Dataset items:
○ ○ ○ ○ ○

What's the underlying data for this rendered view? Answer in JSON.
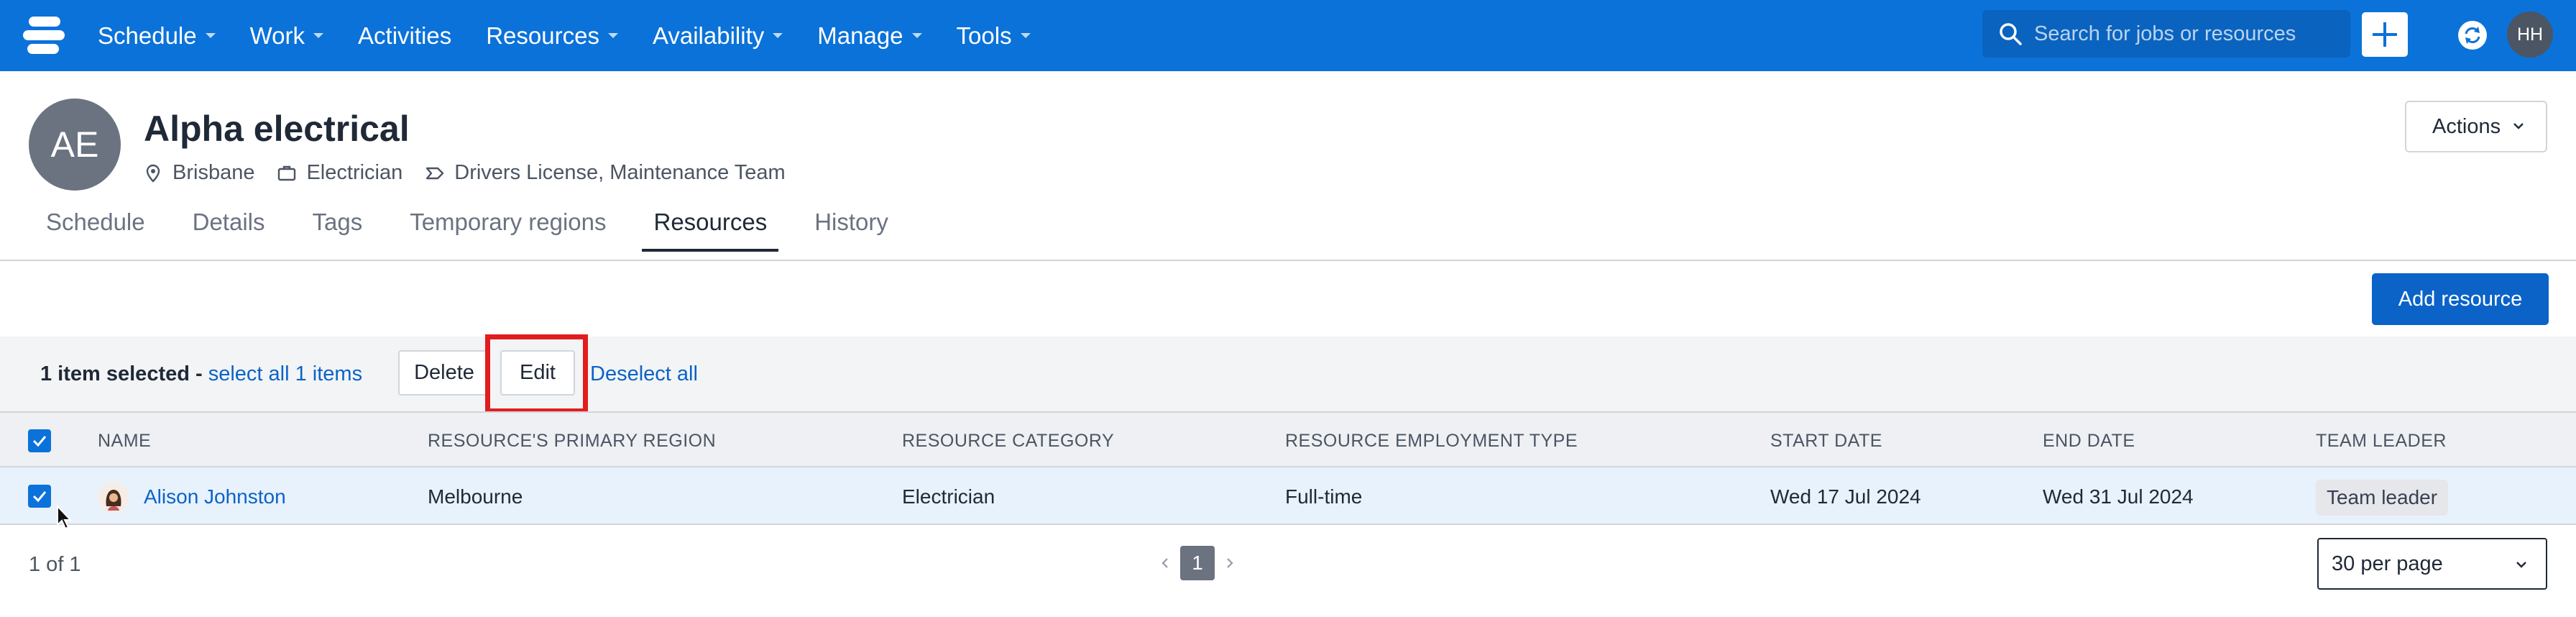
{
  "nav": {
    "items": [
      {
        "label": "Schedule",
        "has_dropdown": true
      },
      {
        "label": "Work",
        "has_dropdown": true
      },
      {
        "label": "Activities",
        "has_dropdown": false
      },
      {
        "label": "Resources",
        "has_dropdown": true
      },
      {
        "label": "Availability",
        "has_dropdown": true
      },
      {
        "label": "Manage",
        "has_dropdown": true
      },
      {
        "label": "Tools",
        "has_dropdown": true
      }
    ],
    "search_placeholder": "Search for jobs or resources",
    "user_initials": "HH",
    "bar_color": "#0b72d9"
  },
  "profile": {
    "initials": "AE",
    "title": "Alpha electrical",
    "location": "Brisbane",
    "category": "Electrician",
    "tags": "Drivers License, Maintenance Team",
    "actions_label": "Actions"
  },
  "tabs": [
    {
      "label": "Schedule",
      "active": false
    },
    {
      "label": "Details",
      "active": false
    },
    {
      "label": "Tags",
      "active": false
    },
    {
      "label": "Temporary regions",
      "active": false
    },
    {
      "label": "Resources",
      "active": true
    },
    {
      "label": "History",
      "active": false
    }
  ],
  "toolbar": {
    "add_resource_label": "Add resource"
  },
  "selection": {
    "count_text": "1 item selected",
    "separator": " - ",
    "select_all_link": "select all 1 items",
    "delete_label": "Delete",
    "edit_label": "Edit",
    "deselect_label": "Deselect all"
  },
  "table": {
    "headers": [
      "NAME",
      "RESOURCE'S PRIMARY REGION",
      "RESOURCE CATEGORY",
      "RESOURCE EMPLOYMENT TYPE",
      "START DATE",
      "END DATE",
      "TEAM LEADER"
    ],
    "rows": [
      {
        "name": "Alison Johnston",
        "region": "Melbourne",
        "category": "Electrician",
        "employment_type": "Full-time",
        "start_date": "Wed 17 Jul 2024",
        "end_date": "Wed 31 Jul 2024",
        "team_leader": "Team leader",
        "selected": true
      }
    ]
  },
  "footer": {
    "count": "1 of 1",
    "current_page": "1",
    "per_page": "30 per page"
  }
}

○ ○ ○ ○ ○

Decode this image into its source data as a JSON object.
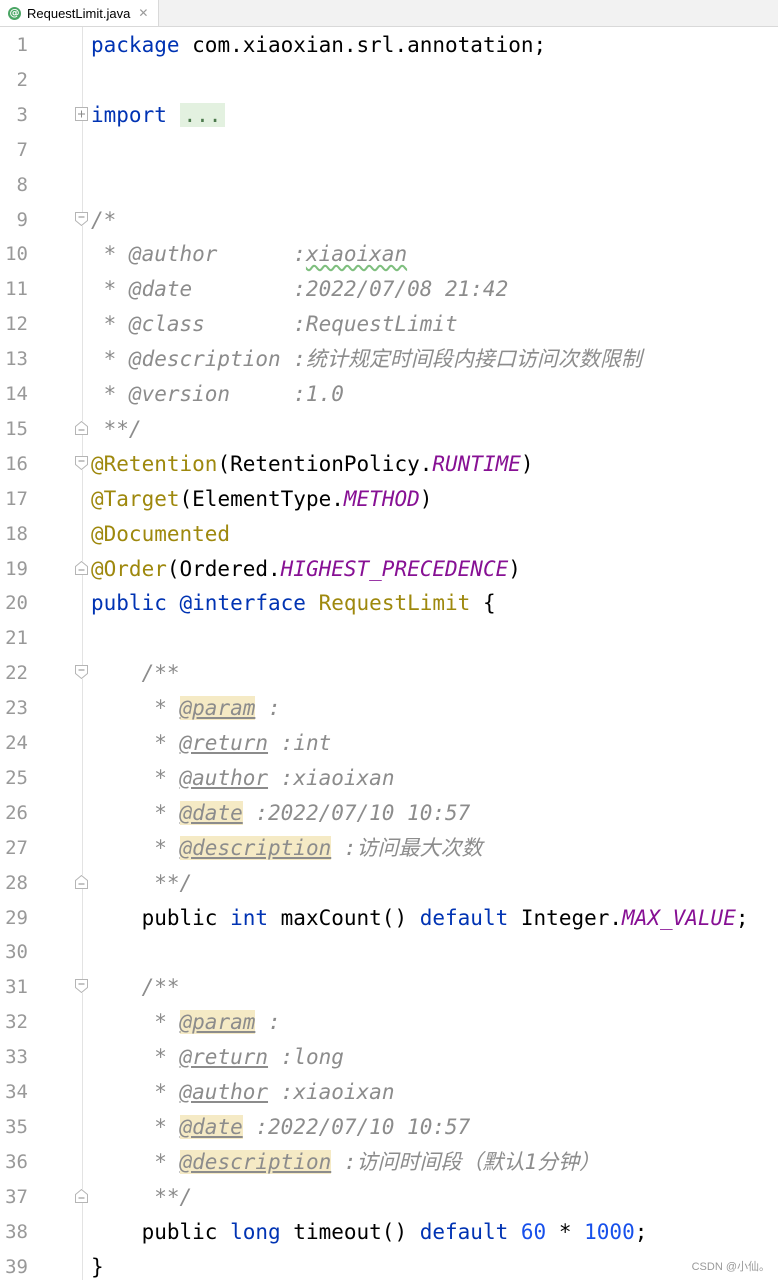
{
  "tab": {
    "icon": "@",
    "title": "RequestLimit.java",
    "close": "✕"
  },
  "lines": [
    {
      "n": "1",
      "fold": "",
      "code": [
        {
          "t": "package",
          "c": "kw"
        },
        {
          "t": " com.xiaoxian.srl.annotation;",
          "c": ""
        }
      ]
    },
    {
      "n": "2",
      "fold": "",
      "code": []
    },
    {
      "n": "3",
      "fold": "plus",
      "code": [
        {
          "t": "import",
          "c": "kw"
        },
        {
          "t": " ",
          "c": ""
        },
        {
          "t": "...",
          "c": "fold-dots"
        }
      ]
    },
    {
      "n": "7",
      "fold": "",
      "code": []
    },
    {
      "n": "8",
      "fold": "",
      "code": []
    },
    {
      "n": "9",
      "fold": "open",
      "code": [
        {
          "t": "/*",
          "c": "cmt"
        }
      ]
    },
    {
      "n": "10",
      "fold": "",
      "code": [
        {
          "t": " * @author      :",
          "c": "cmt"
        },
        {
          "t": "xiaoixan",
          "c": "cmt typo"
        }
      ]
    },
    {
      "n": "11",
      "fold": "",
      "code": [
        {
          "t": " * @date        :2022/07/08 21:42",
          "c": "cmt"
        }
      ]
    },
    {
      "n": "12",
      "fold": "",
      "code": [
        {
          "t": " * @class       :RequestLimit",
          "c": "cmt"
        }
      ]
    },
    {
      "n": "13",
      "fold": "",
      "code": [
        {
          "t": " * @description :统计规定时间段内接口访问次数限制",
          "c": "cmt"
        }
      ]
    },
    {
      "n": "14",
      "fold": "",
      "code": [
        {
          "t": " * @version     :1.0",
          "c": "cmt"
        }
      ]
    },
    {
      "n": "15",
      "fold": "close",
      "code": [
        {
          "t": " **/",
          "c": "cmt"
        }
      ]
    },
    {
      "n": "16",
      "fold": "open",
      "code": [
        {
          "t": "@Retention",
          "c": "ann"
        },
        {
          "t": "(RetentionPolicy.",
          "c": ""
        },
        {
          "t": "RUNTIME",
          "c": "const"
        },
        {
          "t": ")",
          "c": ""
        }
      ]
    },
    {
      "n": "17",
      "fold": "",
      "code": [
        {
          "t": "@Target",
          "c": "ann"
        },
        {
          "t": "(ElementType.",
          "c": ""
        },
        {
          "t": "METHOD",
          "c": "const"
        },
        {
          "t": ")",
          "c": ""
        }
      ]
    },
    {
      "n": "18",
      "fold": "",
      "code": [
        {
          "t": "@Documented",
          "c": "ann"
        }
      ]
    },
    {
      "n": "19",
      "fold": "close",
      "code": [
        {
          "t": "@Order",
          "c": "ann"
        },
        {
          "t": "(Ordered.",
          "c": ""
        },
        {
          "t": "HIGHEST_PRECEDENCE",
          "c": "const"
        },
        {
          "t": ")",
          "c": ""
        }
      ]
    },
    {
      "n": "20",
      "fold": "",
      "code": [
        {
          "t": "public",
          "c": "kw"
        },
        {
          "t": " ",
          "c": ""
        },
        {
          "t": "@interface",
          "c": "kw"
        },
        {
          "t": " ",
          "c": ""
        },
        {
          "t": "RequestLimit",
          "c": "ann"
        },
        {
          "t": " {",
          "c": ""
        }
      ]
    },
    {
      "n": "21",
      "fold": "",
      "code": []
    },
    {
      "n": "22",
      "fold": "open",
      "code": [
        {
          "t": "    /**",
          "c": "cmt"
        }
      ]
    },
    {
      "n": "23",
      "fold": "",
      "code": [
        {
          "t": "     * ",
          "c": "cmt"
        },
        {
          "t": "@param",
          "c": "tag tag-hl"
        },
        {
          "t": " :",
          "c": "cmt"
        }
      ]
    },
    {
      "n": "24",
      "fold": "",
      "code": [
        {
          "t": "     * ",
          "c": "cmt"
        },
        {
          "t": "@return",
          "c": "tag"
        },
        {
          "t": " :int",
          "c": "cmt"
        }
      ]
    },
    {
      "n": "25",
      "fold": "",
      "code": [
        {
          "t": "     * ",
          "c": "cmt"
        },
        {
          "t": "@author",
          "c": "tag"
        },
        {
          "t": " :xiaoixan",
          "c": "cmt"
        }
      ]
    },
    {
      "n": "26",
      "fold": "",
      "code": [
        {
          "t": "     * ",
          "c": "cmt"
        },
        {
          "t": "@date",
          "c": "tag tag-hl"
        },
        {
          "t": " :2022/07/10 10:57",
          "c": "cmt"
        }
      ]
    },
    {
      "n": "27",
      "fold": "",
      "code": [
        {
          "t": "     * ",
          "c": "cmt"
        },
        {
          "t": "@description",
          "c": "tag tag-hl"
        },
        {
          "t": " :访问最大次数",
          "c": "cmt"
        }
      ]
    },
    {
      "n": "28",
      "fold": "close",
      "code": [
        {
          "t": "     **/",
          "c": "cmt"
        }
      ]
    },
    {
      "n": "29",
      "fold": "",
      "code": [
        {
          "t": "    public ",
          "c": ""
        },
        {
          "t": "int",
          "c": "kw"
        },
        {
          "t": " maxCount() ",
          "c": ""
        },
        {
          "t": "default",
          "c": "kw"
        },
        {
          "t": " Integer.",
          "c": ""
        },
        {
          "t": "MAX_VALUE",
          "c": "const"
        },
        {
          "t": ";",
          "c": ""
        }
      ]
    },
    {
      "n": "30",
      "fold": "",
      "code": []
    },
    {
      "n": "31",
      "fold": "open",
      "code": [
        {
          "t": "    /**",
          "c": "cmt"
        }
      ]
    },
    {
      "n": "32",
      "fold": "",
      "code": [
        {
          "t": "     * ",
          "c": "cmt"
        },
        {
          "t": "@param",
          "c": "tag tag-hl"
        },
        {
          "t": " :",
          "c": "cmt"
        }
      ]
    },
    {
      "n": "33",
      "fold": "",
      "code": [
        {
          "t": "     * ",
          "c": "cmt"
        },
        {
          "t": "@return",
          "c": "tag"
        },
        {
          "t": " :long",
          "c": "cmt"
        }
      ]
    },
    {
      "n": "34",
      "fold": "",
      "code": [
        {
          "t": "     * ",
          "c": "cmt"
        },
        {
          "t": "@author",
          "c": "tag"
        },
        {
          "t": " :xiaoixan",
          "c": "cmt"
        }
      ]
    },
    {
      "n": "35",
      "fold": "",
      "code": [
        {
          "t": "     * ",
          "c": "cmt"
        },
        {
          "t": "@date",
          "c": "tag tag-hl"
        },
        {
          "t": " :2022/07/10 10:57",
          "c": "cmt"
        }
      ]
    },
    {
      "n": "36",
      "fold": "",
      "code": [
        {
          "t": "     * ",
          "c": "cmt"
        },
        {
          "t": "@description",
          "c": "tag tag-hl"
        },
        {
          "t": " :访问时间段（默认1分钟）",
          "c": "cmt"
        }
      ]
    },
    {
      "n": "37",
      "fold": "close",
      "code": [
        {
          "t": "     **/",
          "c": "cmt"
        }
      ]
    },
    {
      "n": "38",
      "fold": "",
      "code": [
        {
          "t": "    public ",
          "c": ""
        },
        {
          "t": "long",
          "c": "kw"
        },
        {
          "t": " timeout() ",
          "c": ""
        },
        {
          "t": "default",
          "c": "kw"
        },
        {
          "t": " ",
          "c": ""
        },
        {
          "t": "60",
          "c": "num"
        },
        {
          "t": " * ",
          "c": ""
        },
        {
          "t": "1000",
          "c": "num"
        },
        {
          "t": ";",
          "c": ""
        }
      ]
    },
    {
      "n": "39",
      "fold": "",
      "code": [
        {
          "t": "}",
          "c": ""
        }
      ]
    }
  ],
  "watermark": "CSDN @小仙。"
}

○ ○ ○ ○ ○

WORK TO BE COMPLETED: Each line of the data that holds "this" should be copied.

TASK RESULT:
What's the underlying data for this rendered view? Answer in JSON.
Decode this image into its source data as a JSON object.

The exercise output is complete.